* [Work required] Look through the entries below and show every line containing the word "title".

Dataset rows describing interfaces
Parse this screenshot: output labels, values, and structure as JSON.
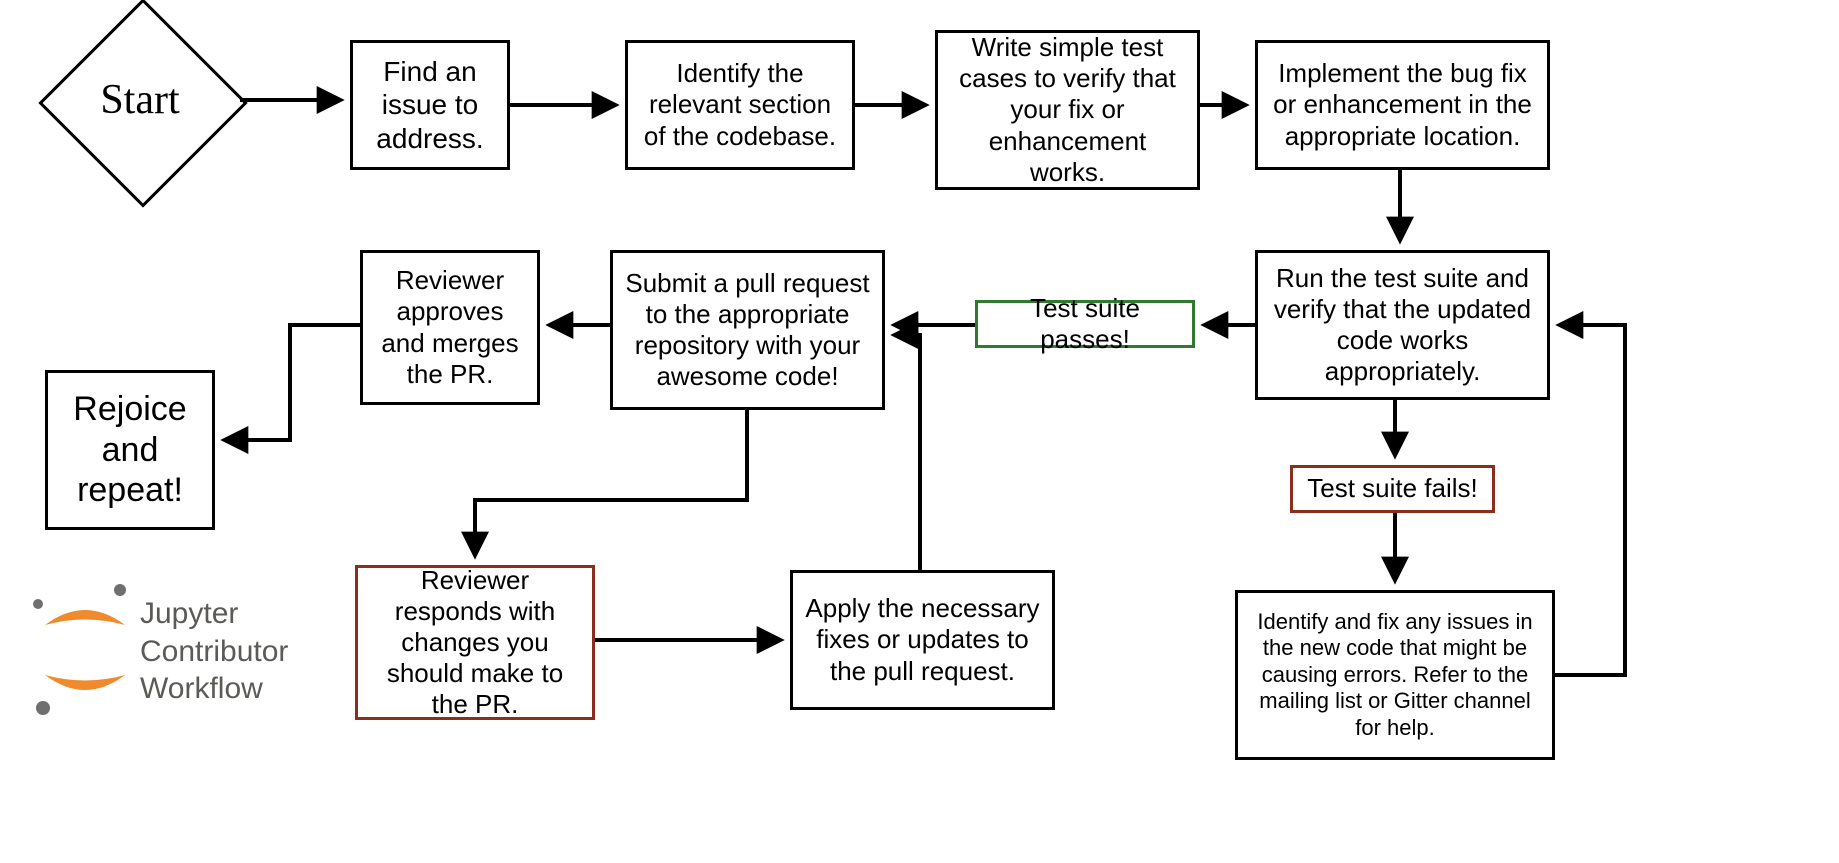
{
  "title": "Jupyter Contributor Workflow",
  "logo": {
    "line1": "Jupyter",
    "line2": "Contributor",
    "line3": "Workflow"
  },
  "nodes": {
    "start": "Start",
    "find_issue": "Find an issue to address.",
    "identify_section": "Identify the relevant section of the codebase.",
    "write_tests": "Write simple test cases to verify that your fix or enhancement works.",
    "implement": "Implement the bug fix or enhancement in the appropriate location.",
    "run_tests": "Run the test suite and verify that the updated code works appropriately.",
    "test_pass": "Test suite passes!",
    "test_fail": "Test suite fails!",
    "fix_issues": "Identify and fix any issues in the new code that might be causing errors. Refer to the mailing list or Gitter channel for help.",
    "submit_pr": "Submit a pull request to the appropriate repository with your awesome code!",
    "reviewer_changes": "Reviewer responds with changes you should make to the PR.",
    "apply_fixes": "Apply the necessary fixes or updates to the pull request.",
    "reviewer_merge": "Reviewer approves and merges the PR.",
    "rejoice": "Rejoice and repeat!"
  },
  "chart_data": {
    "type": "flowchart",
    "nodes": [
      {
        "id": "start",
        "label": "Start",
        "shape": "diamond"
      },
      {
        "id": "find_issue",
        "label": "Find an issue to address.",
        "shape": "rect"
      },
      {
        "id": "identify_section",
        "label": "Identify the relevant section of the codebase.",
        "shape": "rect"
      },
      {
        "id": "write_tests",
        "label": "Write simple test cases to verify that your fix or enhancement works.",
        "shape": "rect"
      },
      {
        "id": "implement",
        "label": "Implement the bug fix or enhancement in the appropriate location.",
        "shape": "rect"
      },
      {
        "id": "run_tests",
        "label": "Run the test suite and verify that the updated code works appropriately.",
        "shape": "rect"
      },
      {
        "id": "test_pass",
        "label": "Test suite passes!",
        "shape": "rect",
        "color": "green"
      },
      {
        "id": "test_fail",
        "label": "Test suite fails!",
        "shape": "rect",
        "color": "red"
      },
      {
        "id": "fix_issues",
        "label": "Identify and fix any issues in the new code that might be causing errors. Refer to the mailing list or Gitter channel for help.",
        "shape": "rect"
      },
      {
        "id": "submit_pr",
        "label": "Submit a pull request to the appropriate repository with your awesome code!",
        "shape": "rect"
      },
      {
        "id": "reviewer_changes",
        "label": "Reviewer responds with changes you should make to the PR.",
        "shape": "rect",
        "color": "red"
      },
      {
        "id": "apply_fixes",
        "label": "Apply the necessary fixes or updates to the pull request.",
        "shape": "rect"
      },
      {
        "id": "reviewer_merge",
        "label": "Reviewer approves and merges the PR.",
        "shape": "rect"
      },
      {
        "id": "rejoice",
        "label": "Rejoice and repeat!",
        "shape": "rect"
      }
    ],
    "edges": [
      {
        "from": "start",
        "to": "find_issue"
      },
      {
        "from": "find_issue",
        "to": "identify_section"
      },
      {
        "from": "identify_section",
        "to": "write_tests"
      },
      {
        "from": "write_tests",
        "to": "implement"
      },
      {
        "from": "implement",
        "to": "run_tests"
      },
      {
        "from": "run_tests",
        "to": "test_pass"
      },
      {
        "from": "run_tests",
        "to": "test_fail"
      },
      {
        "from": "test_fail",
        "to": "fix_issues"
      },
      {
        "from": "fix_issues",
        "to": "run_tests"
      },
      {
        "from": "test_pass",
        "to": "submit_pr"
      },
      {
        "from": "submit_pr",
        "to": "reviewer_merge"
      },
      {
        "from": "submit_pr",
        "to": "reviewer_changes"
      },
      {
        "from": "reviewer_changes",
        "to": "apply_fixes"
      },
      {
        "from": "apply_fixes",
        "to": "submit_pr"
      },
      {
        "from": "reviewer_merge",
        "to": "rejoice"
      }
    ]
  }
}
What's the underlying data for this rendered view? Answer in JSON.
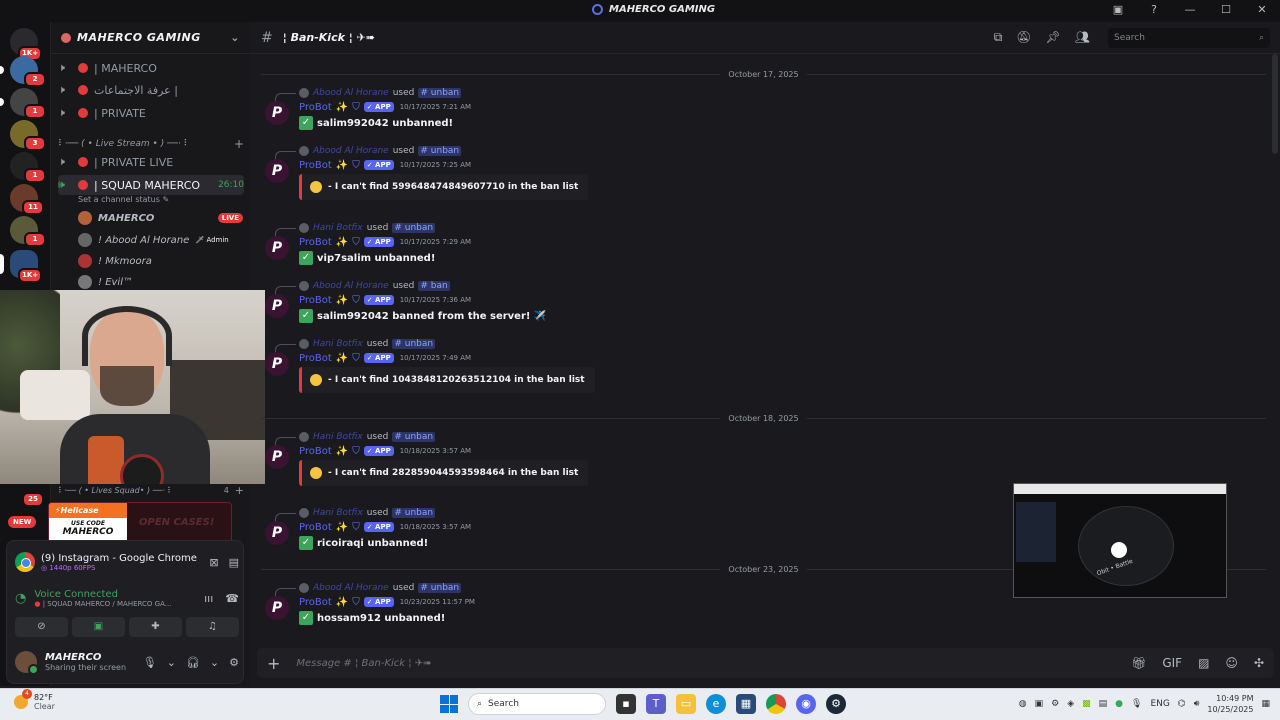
{
  "window": {
    "title": "MAHERCO GAMING"
  },
  "rail": {
    "servers": [
      {
        "badge": "1K+",
        "color": "#2a2a2e"
      },
      {
        "badge": "2",
        "color": "#3b6aa0"
      },
      {
        "badge": "1",
        "color": "#444"
      },
      {
        "badge": "3",
        "color": "#7a6a2a"
      },
      {
        "badge": "1",
        "color": "#222"
      },
      {
        "badge": "11",
        "color": "#6a3a2a"
      },
      {
        "badge": "1",
        "color": "#5a5a3a"
      },
      {
        "badge": "1K+",
        "color": "#2a4a7a"
      }
    ],
    "lower_badge": "25",
    "new_label": "NEW"
  },
  "sidebar": {
    "guild_name": "MAHERCO GAMING",
    "channels_top": [
      "| MAHERCO",
      "عرفة الاجتماعات |",
      "| PRIVATE"
    ],
    "category_live": "⠇·── ( • Live Stream • ) ──·⠸",
    "channels_mid": [
      "| PRIVATE LIVE",
      "| SQUAD MAHERCO"
    ],
    "squad_time": "26:10",
    "set_status": "Set a channel status",
    "voice_users": [
      {
        "name": "MAHERCO",
        "tag": "LIVE"
      },
      {
        "name": "! Abood Al Horane",
        "tag": "Admin"
      },
      {
        "name": "! Mkmoora",
        "tag": ""
      },
      {
        "name": "! Evil™",
        "tag": ""
      }
    ],
    "category_squad": "⠇·── ( • Lives Squad• ) ──·⠸",
    "squad_count": "4"
  },
  "promo": {
    "brand": "Hellcase",
    "use_code": "USE CODE",
    "code": "MAHERCO",
    "cta": "OPEN CASES!"
  },
  "stream": {
    "title": "(9) Instagram - Google Chrome",
    "quality": "1440p 60FPS"
  },
  "voice": {
    "status": "Voice Connected",
    "location": "| SQUAD MAHERCO / MAHERCO GA..."
  },
  "user": {
    "name": "MAHERCO",
    "status": "Sharing their screen"
  },
  "chat": {
    "channel_name": "¦ Ban-Kick ¦ ✈➠",
    "search_placeholder": "Search",
    "composer_placeholder": "Message # ¦ Ban-Kick ¦ ✈➠",
    "date_1": "October 17, 2025",
    "date_2": "October 18, 2025",
    "date_3": "October 23, 2025",
    "messages": [
      {
        "by": "Abood Al Horane",
        "cmd": "unban",
        "bot": "ProBot",
        "app": "APP",
        "time": "10/17/2025 7:21 AM",
        "kind": "ok",
        "text": "salim992042 unbanned!"
      },
      {
        "by": "Abood Al Horane",
        "cmd": "unban",
        "bot": "ProBot",
        "app": "APP",
        "time": "10/17/2025 7:25 AM",
        "kind": "err",
        "text": "- I can't find 599648474849607710 in the ban list"
      },
      {
        "by": "Hani Botfix",
        "cmd": "unban",
        "bot": "ProBot",
        "app": "APP",
        "time": "10/17/2025 7:29 AM",
        "kind": "ok",
        "text": "vip7salim unbanned!"
      },
      {
        "by": "Abood Al Horane",
        "cmd": "ban",
        "bot": "ProBot",
        "app": "APP",
        "time": "10/17/2025 7:36 AM",
        "kind": "ok",
        "text": "salim992042 banned from the server! ✈️"
      },
      {
        "by": "Hani Botfix",
        "cmd": "unban",
        "bot": "ProBot",
        "app": "APP",
        "time": "10/17/2025 7:49 AM",
        "kind": "err",
        "text": "- I can't find 1043848120263512104 in the ban list"
      },
      {
        "by": "Hani Botfix",
        "cmd": "unban",
        "bot": "ProBot",
        "app": "APP",
        "time": "10/18/2025 3:57 AM",
        "kind": "err",
        "text": "- I can't find 282859044593598464 in the ban list"
      },
      {
        "by": "Hani Botfix",
        "cmd": "unban",
        "bot": "ProBot",
        "app": "APP",
        "time": "10/18/2025 3:57 AM",
        "kind": "ok",
        "text": "ricoiraqi unbanned!"
      },
      {
        "by": "Abood Al Horane",
        "cmd": "unban",
        "bot": "ProBot",
        "app": "APP",
        "time": "10/23/2025 11:57 PM",
        "kind": "ok",
        "text": "hossam912 unbanned!"
      }
    ]
  },
  "pip": {
    "caption": "Obit • Battle"
  },
  "taskbar": {
    "weather_temp": "82°F",
    "weather_cond": "Clear",
    "weather_badge": "4",
    "search": "Search",
    "lang": "ENG",
    "time": "10:49 PM",
    "date": "10/25/2025"
  }
}
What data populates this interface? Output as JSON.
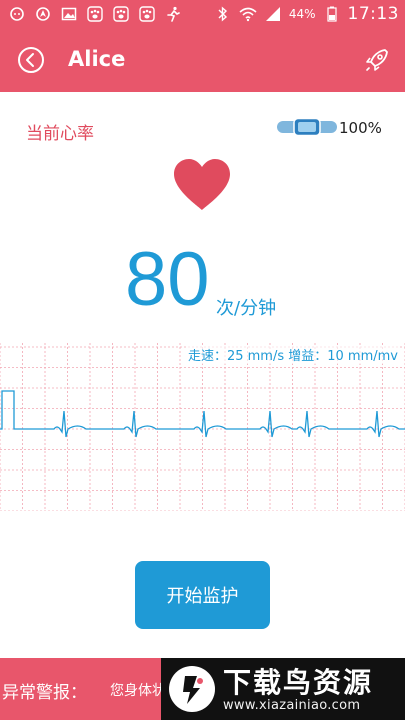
{
  "status_bar": {
    "battery": "44%",
    "time": "17:13",
    "left_icons": [
      "chat-icon",
      "nav-icon",
      "image-icon",
      "paw-icon",
      "paw-icon",
      "paw-icon",
      "runner-icon"
    ],
    "right_icons": [
      "bluetooth-icon",
      "wifi-icon",
      "signal-icon",
      "battery-icon"
    ]
  },
  "header": {
    "title": "Alice",
    "back_icon": "back-circle-icon",
    "share_icon": "rocket-icon"
  },
  "monitor": {
    "label": "当前心率",
    "battery_percent": "100%",
    "heart_rate": "80",
    "unit": "次/分钟",
    "ecg_settings": "走速：25 mm/s 增益：10 mm/mv",
    "colors": {
      "accent": "#e8566b",
      "heart": "#e04b5e",
      "blue": "#1f9ad6",
      "grid": "#f2a6b2"
    }
  },
  "actions": {
    "start_label": "开始监护"
  },
  "alert": {
    "label": "异常警报：",
    "text": "您身体状"
  },
  "watermark": {
    "title": "下载鸟资源",
    "url": "www.xiazainiao.com"
  }
}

* [Response]
  "title": "Jupyter Contributor Workflow",
    "title": "MAHERCO GAMING"
    "title": "(9) Instagram - Google Chrome",
    "title": "Alice",
    "title": "下载鸟资源",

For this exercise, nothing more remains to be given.